I think the 29” wheels really help out here. I’ve found eBikes with 27.5” wheels tend to struggle a bit with sitting on top of roots and rougher sections of trail, due to the extra weight of eBikes. The 29” wheels deal with the added weight a bit better and skip across trail features a little nicer. You do find the limitations of the 34, especially if you’re out slapping berms and riding steep trails. The best way to think about the forks is probably the following: if I were to own a Levo SL I’d eventually upgrade to 36s or similar, but I wouldn’t be in a huge rush to do so. The same could be said for the rear shock – it does heat up and start to feel a little more ‘basic’ on longer descents and for some will definitely be under-shocked, but suspension is pretty difficult to spec when you consider riders’ ability, their local trails and other factors.

Overall, my thoughts? I love the Levo SL.

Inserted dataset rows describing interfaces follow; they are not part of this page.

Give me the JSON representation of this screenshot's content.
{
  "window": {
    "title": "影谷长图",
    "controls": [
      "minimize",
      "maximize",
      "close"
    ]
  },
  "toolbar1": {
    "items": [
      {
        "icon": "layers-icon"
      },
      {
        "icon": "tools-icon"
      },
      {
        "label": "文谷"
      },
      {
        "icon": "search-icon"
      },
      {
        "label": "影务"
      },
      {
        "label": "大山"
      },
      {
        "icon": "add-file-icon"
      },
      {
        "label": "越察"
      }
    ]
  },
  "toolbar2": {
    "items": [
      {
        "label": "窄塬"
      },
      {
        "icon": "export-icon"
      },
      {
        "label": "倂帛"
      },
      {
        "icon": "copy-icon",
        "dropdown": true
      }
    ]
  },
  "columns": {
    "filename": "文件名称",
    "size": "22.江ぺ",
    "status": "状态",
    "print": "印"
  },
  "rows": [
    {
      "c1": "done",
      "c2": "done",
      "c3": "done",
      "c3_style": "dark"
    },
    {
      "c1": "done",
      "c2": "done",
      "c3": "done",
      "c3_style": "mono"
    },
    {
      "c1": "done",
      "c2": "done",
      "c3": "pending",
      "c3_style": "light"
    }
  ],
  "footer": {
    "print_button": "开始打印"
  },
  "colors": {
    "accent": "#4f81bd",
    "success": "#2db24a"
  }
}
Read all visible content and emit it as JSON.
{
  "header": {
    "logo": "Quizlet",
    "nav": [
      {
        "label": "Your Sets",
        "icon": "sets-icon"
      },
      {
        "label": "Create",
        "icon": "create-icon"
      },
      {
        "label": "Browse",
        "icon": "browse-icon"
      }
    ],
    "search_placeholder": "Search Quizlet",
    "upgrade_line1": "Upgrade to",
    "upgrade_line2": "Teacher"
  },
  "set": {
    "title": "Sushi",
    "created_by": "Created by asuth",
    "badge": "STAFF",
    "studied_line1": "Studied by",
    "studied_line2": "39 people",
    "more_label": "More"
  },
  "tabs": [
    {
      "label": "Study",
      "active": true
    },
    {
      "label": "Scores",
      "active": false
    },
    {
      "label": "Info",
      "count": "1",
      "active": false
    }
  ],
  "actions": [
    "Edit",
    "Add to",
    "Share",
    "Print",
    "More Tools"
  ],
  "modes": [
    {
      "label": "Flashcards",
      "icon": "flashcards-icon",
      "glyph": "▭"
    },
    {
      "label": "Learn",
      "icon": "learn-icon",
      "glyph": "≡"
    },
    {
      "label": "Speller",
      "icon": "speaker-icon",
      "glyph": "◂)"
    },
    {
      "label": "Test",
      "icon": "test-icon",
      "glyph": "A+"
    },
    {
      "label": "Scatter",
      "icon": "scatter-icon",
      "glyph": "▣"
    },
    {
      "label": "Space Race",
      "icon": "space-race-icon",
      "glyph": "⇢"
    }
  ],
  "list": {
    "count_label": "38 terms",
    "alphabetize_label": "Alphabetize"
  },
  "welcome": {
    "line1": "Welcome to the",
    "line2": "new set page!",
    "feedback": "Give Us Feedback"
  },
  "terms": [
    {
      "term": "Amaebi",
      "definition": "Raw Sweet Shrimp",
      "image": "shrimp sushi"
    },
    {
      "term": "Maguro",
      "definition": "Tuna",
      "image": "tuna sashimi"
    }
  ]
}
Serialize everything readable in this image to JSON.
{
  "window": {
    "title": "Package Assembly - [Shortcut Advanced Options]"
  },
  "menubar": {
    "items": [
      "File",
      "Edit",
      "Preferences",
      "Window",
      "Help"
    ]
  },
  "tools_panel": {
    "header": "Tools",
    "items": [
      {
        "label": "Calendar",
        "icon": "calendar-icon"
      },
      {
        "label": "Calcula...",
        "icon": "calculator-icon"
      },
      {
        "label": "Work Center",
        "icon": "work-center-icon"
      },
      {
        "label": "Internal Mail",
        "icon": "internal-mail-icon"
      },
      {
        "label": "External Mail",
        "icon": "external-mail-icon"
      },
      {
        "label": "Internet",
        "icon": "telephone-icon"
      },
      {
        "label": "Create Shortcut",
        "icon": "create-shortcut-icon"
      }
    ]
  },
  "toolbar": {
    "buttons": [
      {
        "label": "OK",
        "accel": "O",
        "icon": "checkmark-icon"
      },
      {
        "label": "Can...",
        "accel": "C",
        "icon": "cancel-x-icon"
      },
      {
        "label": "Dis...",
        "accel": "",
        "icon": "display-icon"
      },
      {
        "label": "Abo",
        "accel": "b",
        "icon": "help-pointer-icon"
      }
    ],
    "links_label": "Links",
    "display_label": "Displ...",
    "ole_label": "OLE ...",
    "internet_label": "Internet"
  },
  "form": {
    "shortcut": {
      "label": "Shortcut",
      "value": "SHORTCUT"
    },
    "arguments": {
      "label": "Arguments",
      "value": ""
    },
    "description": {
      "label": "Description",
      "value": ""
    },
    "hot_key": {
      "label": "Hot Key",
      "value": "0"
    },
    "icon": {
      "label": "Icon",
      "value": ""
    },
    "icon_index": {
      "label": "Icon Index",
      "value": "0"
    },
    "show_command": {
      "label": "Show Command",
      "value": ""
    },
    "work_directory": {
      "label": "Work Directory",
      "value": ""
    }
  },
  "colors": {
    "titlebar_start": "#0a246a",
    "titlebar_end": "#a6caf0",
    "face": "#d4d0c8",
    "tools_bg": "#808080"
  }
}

It’s the first eBike I’ve ridden that I’d happily own as my only bike. I’ve been describing it as the ‘mountain biker’s eBike’. That’s not to discredit other eBikes on the market, they’re great for plenty out there, whether it be due to lack of fitness, injury or just the desire to pin it up and down hills. I think where the Levo SL really shines, is by taking all of the feelings we associate with mountain biking – from slogging up climbs, to skipping and bouncing down hills to bunny hopping logs – and putting together a package that emulates those feelings whilst still offering enough of an e-vantage (I’m coining that term) to get in more riding and go further.

Words: Cam Baker

Images: Cam Baker & Cameron Mackenzie